It was a scenario he would surely not have dared imagine when he crossed the Irish Sea the best part of a decade ago, a shy novice, hoping but perhaps not expecting to forge a Premier League football career.
His achievement then is remarkable. In an era of footballers routinely swapping clubs, Coleman has made his life in England at Goodison Park.
He has visibly grown as a footballer and a character.
Summon an image of Coleman in your mind’s eye and you see the Irishman galloping down the right flank.
It is a tribute to Coleman’s defensive nous that his quality in that department goes pretty much unsaid, these days. His positioning at the back post with this game only three minutes old, right on Charlie Austin’s toes, prevented the hulking Southampton striker from achieving any sort of leverage as he jumped for a cross from the right. Indeed, it was Coleman’s forehead which connected with the ball first, depriving Austin of his meat and drink.
The Southampton striker hungrily feeds off service into the box and would have been anticipating starting his afternoon on a productive note.
Coleman had set the tone for his own afternoon. He won his tackles and raided forward with ambition and intent. With nine minutes to play and the game in the balance, he was the Everton player furthest upfield, chipping in a cross from the right byline. Blink and you’d have missed his recovery run.
It is often said captains lead by either deed or force of personality. Coleman does both. He is vocal and respected. And he more than holds up his own end of the bargain.
Little wonder his name repeatedly echoed around Goodison on a day when Everton gave their supporters an awful lot to shout about.
Silva’s Kids Are Alright
Age, insists Marco Silva, does not enter his thinking when he jots down his final XI on a Saturday morning.
Mason Holgate, still only 21 and with 34 Premier League appearances under his belt got the nod to replace the suspended Phil Jagielka.
And just as he did when unexpectedly pitched into battle against Wolves last week, the young Yorkshireman turned in a towering performance.
Sporting his sharp new haircut, Holgate’s football was equally cool.

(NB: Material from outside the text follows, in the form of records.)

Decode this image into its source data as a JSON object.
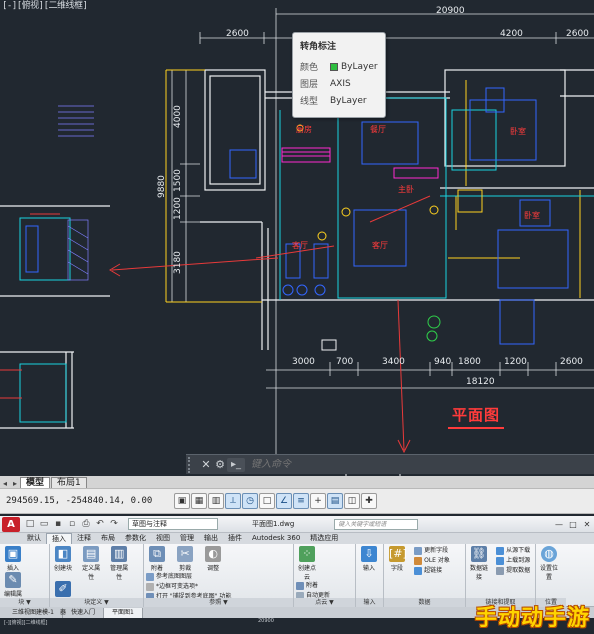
{
  "viewport": {
    "label": "[-][俯视][二维线框]"
  },
  "dimensions": {
    "top_total": "20900",
    "top_segments": [
      "2600",
      "4200",
      "2600"
    ],
    "left_segments": [
      "4000",
      "1500",
      "1200",
      "3180"
    ],
    "left_total": "9880",
    "bottom_segments": [
      "3000",
      "700",
      "3400",
      "940",
      "1800",
      "1200",
      "2600"
    ],
    "bottom_total": "18120"
  },
  "room_labels": [
    "厨房",
    "餐厅",
    "卧室",
    "客厅",
    "卧室",
    "客厅",
    "主卧"
  ],
  "plan_title": "平面图",
  "tooltip": {
    "title": "转角标注",
    "rows": [
      {
        "key": "颜色",
        "value": "ByLayer",
        "swatch": "#2fbf40"
      },
      {
        "key": "图层",
        "value": "AXIS"
      },
      {
        "key": "线型",
        "value": "ByLayer"
      }
    ]
  },
  "command": {
    "placeholder": "键入命令",
    "icon": "command-icon"
  },
  "layout_tabs": {
    "model": "模型",
    "layout1": "布局1"
  },
  "status": {
    "coords": "294569.15, -254840.14, 0.00",
    "buttons": [
      "model-space-icon",
      "grid-icon",
      "snap-icon",
      "ortho-icon",
      "polar-icon",
      "osnap-icon",
      "otrack-icon",
      "lineweight-icon",
      "transparency-icon",
      "selection-cycle-icon",
      "annotation-icon",
      "plus-icon"
    ]
  },
  "app": {
    "logo": "A",
    "workspace": "草图与注释",
    "doc_title": "平面图1.dwg",
    "search_placeholder": "键入关键字或短语",
    "ribbon_tabs": [
      "默认",
      "插入",
      "注释",
      "布局",
      "参数化",
      "视图",
      "管理",
      "输出",
      "插件",
      "Autodesk 360",
      "精选应用"
    ],
    "active_tab": "插入",
    "panels": {
      "block": {
        "title": "块 ▼",
        "buttons": [
          "插入",
          "编辑属性"
        ]
      },
      "block_def": {
        "title": "块定义 ▼",
        "buttons": [
          "创建块",
          "定义属性",
          "管理属性",
          "块编辑器"
        ]
      },
      "reference": {
        "title": "参照 ▼",
        "buttons": [
          "附着",
          "剪裁",
          "调整"
        ],
        "small": [
          "参考底图图层",
          "*边框可变选项*",
          "打开 \"捕捉到参考底图\" 功能"
        ]
      },
      "pointcloud": {
        "title": "点云 ▼",
        "buttons": [
          "创建点云"
        ],
        "small": [
          "附着",
          "自动更新"
        ]
      },
      "input": {
        "title": "输入",
        "buttons": [
          "输入"
        ]
      },
      "data": {
        "title": "数据",
        "buttons": [
          "字段"
        ],
        "small": [
          "更新字段",
          "OLE 对象",
          "超链接"
        ]
      },
      "linking": {
        "title": "链接和提取",
        "buttons": [
          "数据链接"
        ],
        "small": [
          "从源下载",
          "上载到源",
          "提取数据"
        ]
      },
      "location": {
        "title": "位置",
        "buttons": [
          "设置位置"
        ]
      }
    },
    "doc_tabs": [
      "三维视图建模-1",
      "快速入门",
      "平面图1"
    ],
    "active_doc": "平面图1",
    "mini_label": "[-][俯视][二维线框]",
    "mini_dim": "20900"
  },
  "watermark": "手动动手游"
}
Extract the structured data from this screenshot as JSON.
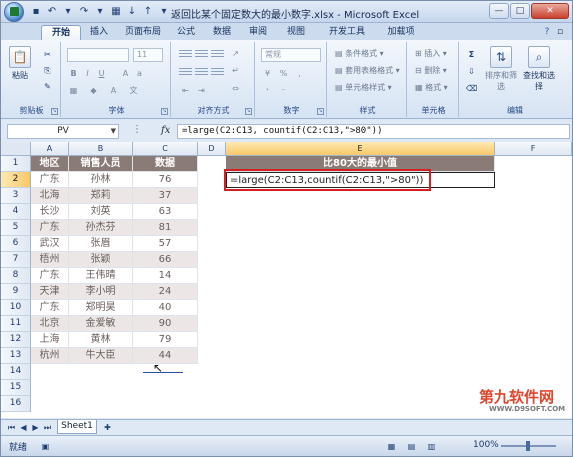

He is authoritative in the air, quick across the ground and blessed with an innate understanding of where to position himself to snuff out danger.
Holgate is an organiser, too, when a generation of young footballers are perceived to be reserved on the field.
When the unfortunate Morgan Schneiderlin had to be replaced on 25 minutes, Silva called for 20-year-old Tom Davies.
The midfielder played 43 matches for Everton last term but missed out at Wolves last week. Stepping into the heat of a typically harum-scarum Premier League contest, he got to grips with his challenge at once.
This was a mature performance from Davies, anchoring in the middle of the park with Idrissa Gana Gueye and providing reliable protection for his battery of forwards.
His use of the ball was extremely good, too. Davies is clearly embracing the competition for spots in Everton's engine room. He would not have wanted his opportunity to come at the expense of a stricken colleague but was conscious he had to seize it nonetheless.
Man of the Match: Gylfi Sigurdsson
The Icelander swept the board when the time came to dish out the honours for the day's standout performer.
Sigurdsson, as we discussed above, had his afternoon cut short last week. No chance of him being replaced seven days later.
Sigurdsson's display epitomised the bravery Marco Silva demands from his teams. He was on the end of any number of rough tackles but kept demanding the ball in congested areas, fully aware he was inviting another rap around the ankles.
When he evaded his opponents to create time and space, Sigurdsson's distribution was immaculate. His second-half pass to split two defenders and find Cenk Tosun sprinting down the left was eye-of-the-needle stuff.
He makes it look easy, too. The same goes for his set-pieces, which Sigurdsson consistently dropped on the heads of teammates in scoring positions.
We heard plenty about his workrate when he became the Club's record signing on moving from Swansea City, fresh from covering more ground than any other Premier League player to help the Welsh team avoid the drop in 2016/17. From the moment he chased back to stop a Southampton break early on, Sigurdsson did not stop.